Finding Young's Modulus and Poisson's Ratio Finding the Elastic Constants E and n Formula Home Mechanics of Matl. Stress Strain Hooke's Law Orthotropic Material Transverse Isotropic Isotropic Material Plane Stress Plane Strain Finding E and n Finding G and K Applications Pressure Vessels Rosette Strain Gages Failure Criteria Calculators Stress Transform Strain Transform Principal Stress Principal Strain Elastic Constants Resources Bibliography  Login   Home Membership Magazines Forum Search Member Calculators  Materials  Design  Processes  Units  Formulas  Math Youngs Modulus from Uniaxial Tension When a specimen made from an isotropic material is subjected to uniaxial tension, say in the x direction, sxx is the only non-zero stress. The strains in the specimen are obtained by, The modulus of elasticity in tension, also known as Young's modulus E, is the ratio of stress to strain on the loading plane along the loading direction, Common sense (and the 2nd Law of Thermodynamics) indicates that a material under uniaxial tension must elongate in length. Therefore the Young's modulus E is required to be non-negative for all materials, E > 0
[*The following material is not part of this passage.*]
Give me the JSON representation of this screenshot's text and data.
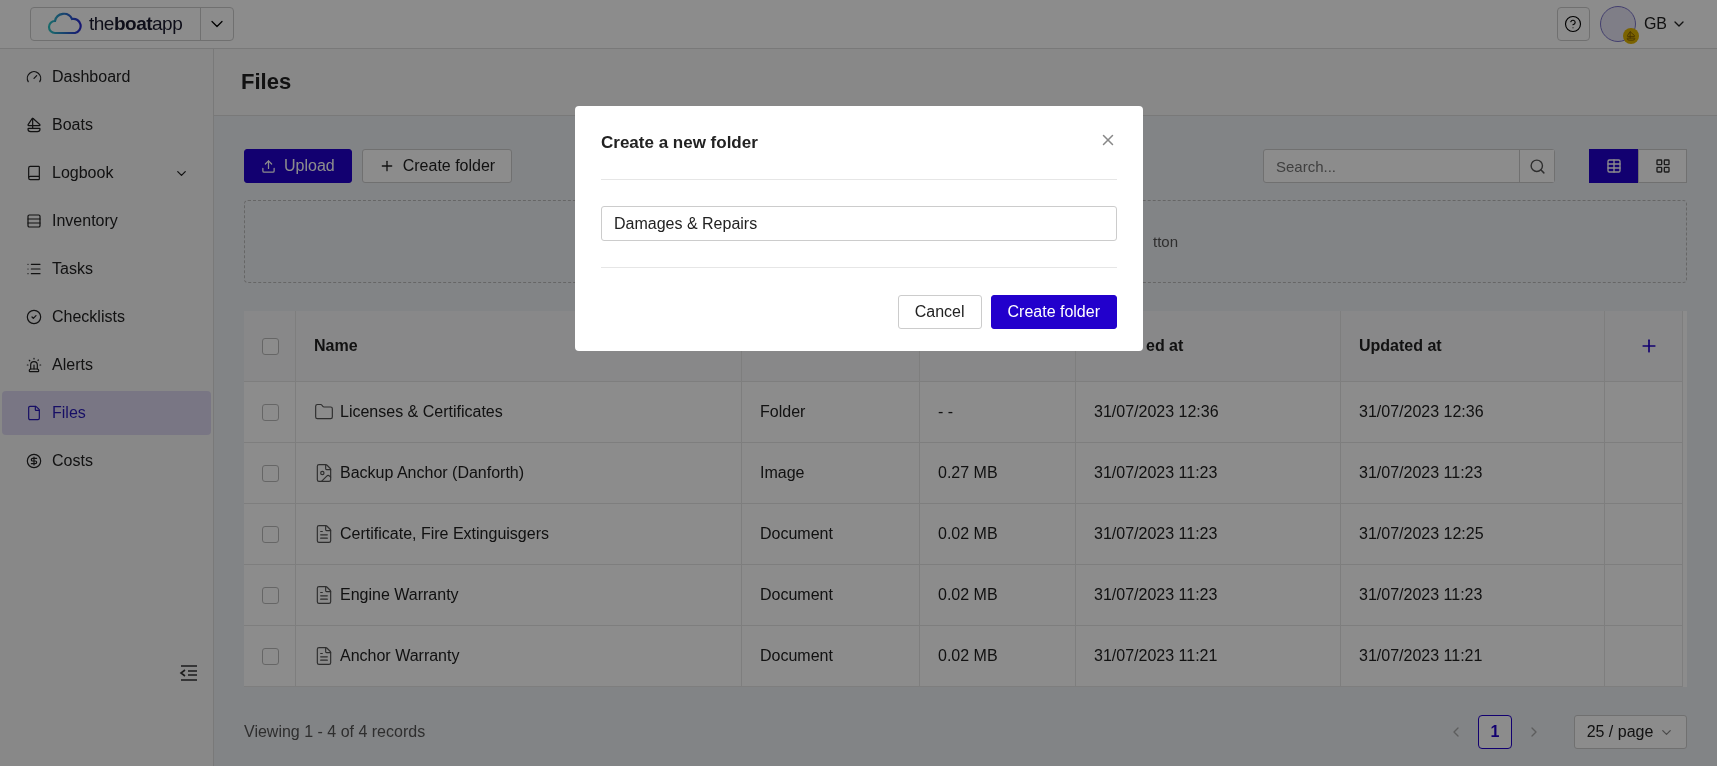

 Poisson's Ratio from Uniaxial Tension A rod-like specimen subjected to uniaxial tension will exhibit some shrinkage in the lateral direction for most materials. The ratio of lateral strain and axial strain is defined as Poisson's ratio n, The Poisson ratio for most metals falls between 0.25 to 0.35. Rubber has a Poisson ratio close to 0.5 and is therefore almost incompressible. Theoretical materials with a Poisson ratio of exactly 0.5 are truly incompressible, since the sum of all their strains leads to a zero volume change. Cork, on the other hand, has a Poisson ratio close to zero. This makes cork function well as a bottle stopper, since an axially-loaded cork will not swell laterally to resist bottle insertion. The Poisson's ratio is bounded by two theoretical limits: it must be greater than -1, and less than or equal to 0.5, The proof for this stems from the fact that E, G, and K are all positive and mutually dependent. However, it is rare to encounter engineering materials with negative Poisson ratios. Most materials will fall in the range, Home  Membership  About Us  Privacy  Disclaimer  Contact  Advertise Copyright © 2019 eFunda, Inc.